New Jersey Department of Corrections officials were liable for the 1997 abuse of nearly two dozen Bayside State Prison inmates during a monthlong lockdown after a corrections officer was killed there, a court-appointed fact finder has determined.

The opinion by former U.S. District Chief Judge John W. Bissell, named last year to handle 200 abuse claims by prisoners, means that the state would be accountable for monetary damages awarded to the inmates.

The decision, which the state has 30 days to appeal, must be accepted by U.S. District Judge Robert B. Kugler.

Bayside, a medium-security prison with nearly 2,400 inmates in Cumberland County, was put on lockdown between July 30 and Sept. 3, 1997, after guard Fred Baker was stabbed in the back by an inmate with a makeshift knife.

Prisoners were confined to their cells, visitors were prohibited, and a Special Operations Group (SOG) consisting of 57 corrections officers from across New Jersey interrogated inmates and searched cells for weapons.

The SOG officers dressed in riot gear, carried batons and mace, and did not wear name badges.

When the lockdown was lifted, inmates began to report stories of abuse to the Department of Corrections.

More than three dozen inmates told The Inquirer in 1997 that they had been repeatedly beaten, dragged, forced to sit handcuffed in the prison gym for hours, threatened with dogs, and paraded through a gauntlet of SOG officers who beat them with nightsticks.

In his March 29 opinion, Bissell said that the response by corrections officials to the guard's death was "fatally and obviously flawed" and "presented an obvious risk to inmate safety."

The lockdown was "not in itself improper," Bissell wrote. But "both as designed and thereafter implemented, [it] violated the Eighth Amendment rights of inmates."

Once it became clear that the killing was an isolated incident, "a full lockdown with SOG's intimidating presence was not only unnecessary, but dangerous to the safety and well-being of the inmates," he said.

The New Jersey Attorney General's Office has denied that abuse occurred. Federal and state investigations, as well as internal-affairs inquiries, resulted in no disciplinary action for prison officials or guards.

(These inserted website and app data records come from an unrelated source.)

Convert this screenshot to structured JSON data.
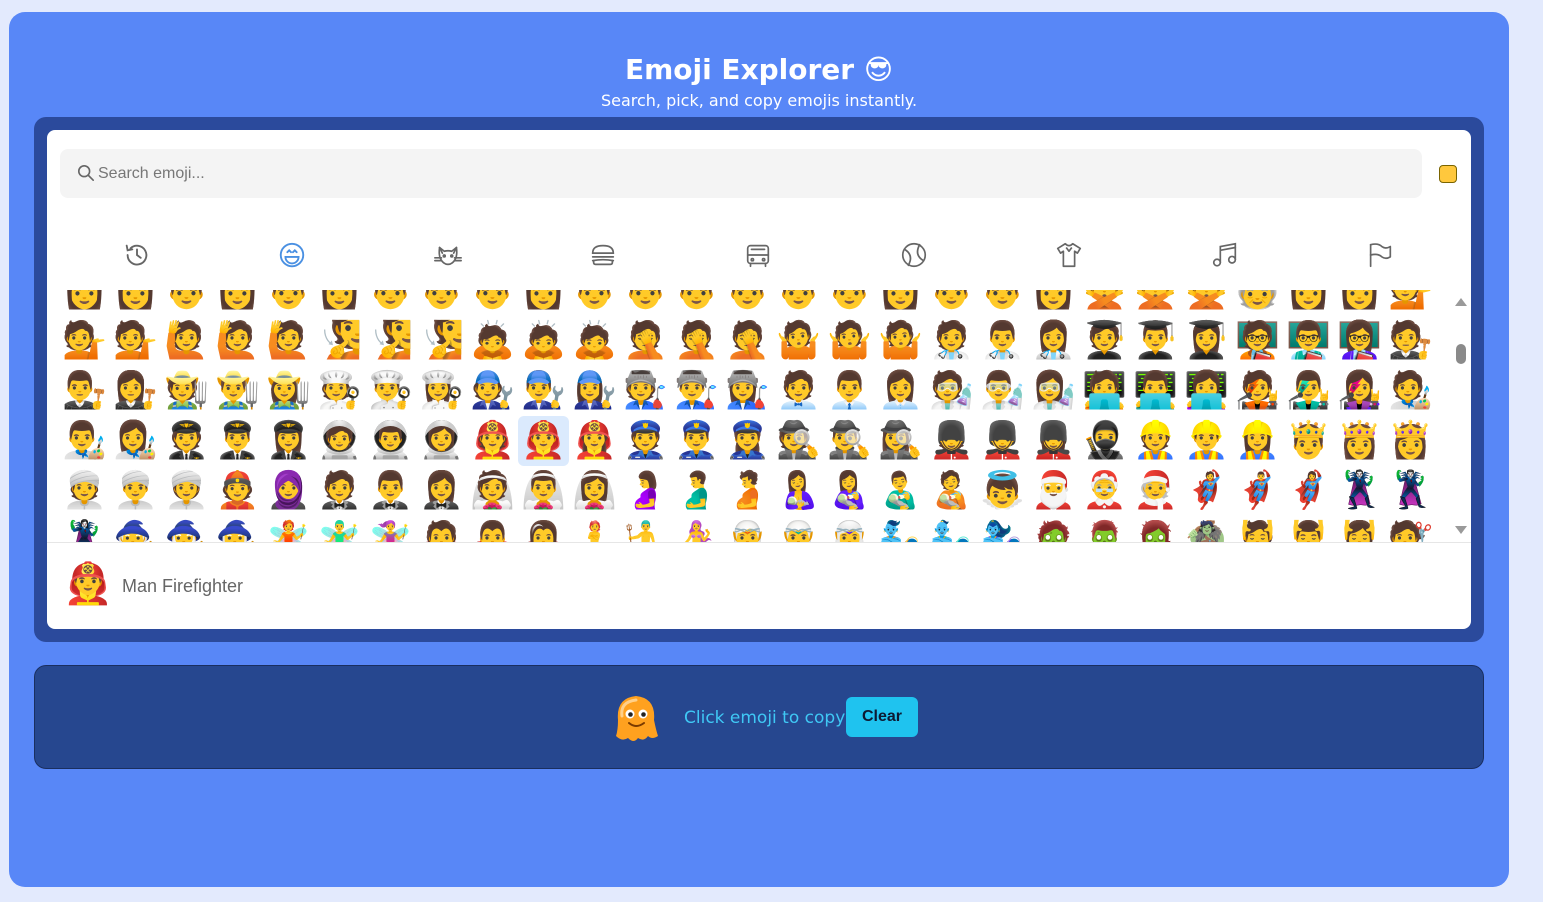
{
  "header": {
    "title": "Emoji Explorer 😎",
    "subtitle": "Search, pick, and copy emojis instantly."
  },
  "search": {
    "placeholder": "Search emoji...",
    "value": ""
  },
  "skin_tone": {
    "color": "#ffc83d"
  },
  "categories": [
    {
      "name": "recent-icon",
      "active": false
    },
    {
      "name": "smileys-icon",
      "active": true
    },
    {
      "name": "animals-icon",
      "active": false
    },
    {
      "name": "food-icon",
      "active": false
    },
    {
      "name": "travel-icon",
      "active": false
    },
    {
      "name": "activity-icon",
      "active": false
    },
    {
      "name": "objects-icon",
      "active": false
    },
    {
      "name": "symbols-icon",
      "active": false
    },
    {
      "name": "flags-icon",
      "active": false
    }
  ],
  "emoji_rows": [
    [
      "👩",
      "👩",
      "👨",
      "👩",
      "👨",
      "👩",
      "👨",
      "👨",
      "👨",
      "👩",
      "👨",
      "👨",
      "👨",
      "👨",
      "👨",
      "👨",
      "👩",
      "👨",
      "👨",
      "👩",
      "🙅",
      "🙅",
      "🙅",
      "🧓",
      "👩",
      "👩",
      "💁"
    ],
    [
      "💁",
      "💁",
      "🙋",
      "🙋",
      "🙋",
      "🧏",
      "🧏",
      "🧏",
      "🙇",
      "🙇",
      "🙇",
      "🤦",
      "🤦",
      "🤦",
      "🤷",
      "🤷",
      "🤷",
      "🧑‍⚕️",
      "👨‍⚕️",
      "👩‍⚕️",
      "🧑‍🎓",
      "👨‍🎓",
      "👩‍🎓",
      "🧑‍🏫",
      "👨‍🏫",
      "👩‍🏫",
      "🧑‍⚖️"
    ],
    [
      "👨‍⚖️",
      "👩‍⚖️",
      "🧑‍🌾",
      "👨‍🌾",
      "👩‍🌾",
      "🧑‍🍳",
      "👨‍🍳",
      "👩‍🍳",
      "🧑‍🔧",
      "👨‍🔧",
      "👩‍🔧",
      "🧑‍🏭",
      "👨‍🏭",
      "👩‍🏭",
      "🧑‍💼",
      "👨‍💼",
      "👩‍💼",
      "🧑‍🔬",
      "👨‍🔬",
      "👩‍🔬",
      "🧑‍💻",
      "👨‍💻",
      "👩‍💻",
      "🧑‍🎤",
      "👨‍🎤",
      "👩‍🎤",
      "🧑‍🎨"
    ],
    [
      "👨‍🎨",
      "👩‍🎨",
      "🧑‍✈️",
      "👨‍✈️",
      "👩‍✈️",
      "🧑‍🚀",
      "👨‍🚀",
      "👩‍🚀",
      "🧑‍🚒",
      "👨‍🚒",
      "👩‍🚒",
      "👮",
      "👮‍♂️",
      "👮‍♀️",
      "🕵️",
      "🕵️‍♂️",
      "🕵️‍♀️",
      "💂",
      "💂‍♂️",
      "💂‍♀️",
      "🥷",
      "👷",
      "👷‍♂️",
      "👷‍♀️",
      "🤴",
      "👸",
      "👸"
    ],
    [
      "👳",
      "👳‍♂️",
      "👳‍♀️",
      "👲",
      "🧕",
      "🤵",
      "🤵‍♂️",
      "🤵‍♀️",
      "👰",
      "👰‍♂️",
      "👰‍♀️",
      "🤰",
      "🫃",
      "🫄",
      "🤱",
      "👩‍🍼",
      "👨‍🍼",
      "🧑‍🍼",
      "👼",
      "🎅",
      "🤶",
      "🧑‍🎄",
      "🦸",
      "🦸‍♂️",
      "🦸‍♀️",
      "🦹",
      "🦹‍♂️"
    ],
    [
      "🦹‍♀️",
      "🧙",
      "🧙‍♂️",
      "🧙‍♀️",
      "🧚",
      "🧚‍♂️",
      "🧚‍♀️",
      "🧛",
      "🧛‍♂️",
      "🧛‍♀️",
      "🧜",
      "🧜‍♂️",
      "🧜‍♀️",
      "🧝",
      "🧝‍♂️",
      "🧝‍♀️",
      "🧞",
      "🧞‍♂️",
      "🧞‍♀️",
      "🧟",
      "🧟‍♂️",
      "🧟‍♀️",
      "🧌",
      "💆",
      "💆‍♂️",
      "💆‍♀️",
      "💇"
    ]
  ],
  "selected": {
    "row": 3,
    "col": 9
  },
  "preview": {
    "emoji": "👨‍🚒",
    "name": "Man Firefighter"
  },
  "copy_bar": {
    "hint": "Click emoji to copy",
    "clear_label": "Clear"
  },
  "colors": {
    "background": "#5887f7",
    "frame": "#2b4a9c",
    "copy_bar": "#26478f",
    "accent": "#1fc3ef",
    "active_category": "#4a90e2"
  }
}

In 2004, a federal judge declined to order the Department of Corrections to change its policies.

"To our knowledge, no one was even reprimanded," Lawrence Lindsay, an attorney for the inmates, said Tuesday.

Civil trial juries have awarded three Bayside inmates monetary damages totaling more than $300,000. Those cases were filed against the state officials. In the last year, Bissell has awarded 23 prisoners an additional $117,000. Their cases were filed against the unidentified SOG guards.

If Bissell's ruling withstands appeals, the state will be responsible for paying in all 26 cases.

Since 1997, the Attorney General's Office has paid almost $4 million in outside attorneys' fees related to the cases, Peter Aseltine, a department spokesman, said Tuesday.

Bissell's ruling placed blame for the abuses on former Corrections Commissioner William Fauver, former Deputy Commissioner Gary Hilton, and Scott Faunce, the former acting administrator at Bayside.

They bear "supervisory liability" for the proven claims of abuse, Bissell said. Fauver and Hilton failed to provide the proper oversight of the special guards, he said.

"The presence of SOG, and particularly its autonomy and virtual immunity from meaningful scrutiny or discipline, exacerbated the risks exponentially," he wrote. Faunce "completely abdicated" his responsibility as the administrator of Bayside, Bissell said.

The Attorney General's Office, which is representing the prison officials, declined to comment on the opinion because the cases remain active and the state is deciding whether to appeal, Aseltine said.

"There comes a time when it becomes a waste of the state's resources to deny what everyone else seems to accept: that bad things happened at Bayside," said Jaime Kaigh, an attorney for the inmates.

In coming months, Bissell will rule on about 30 more inmates' claims of abuse. Ten other prisoners have opted for civil trials.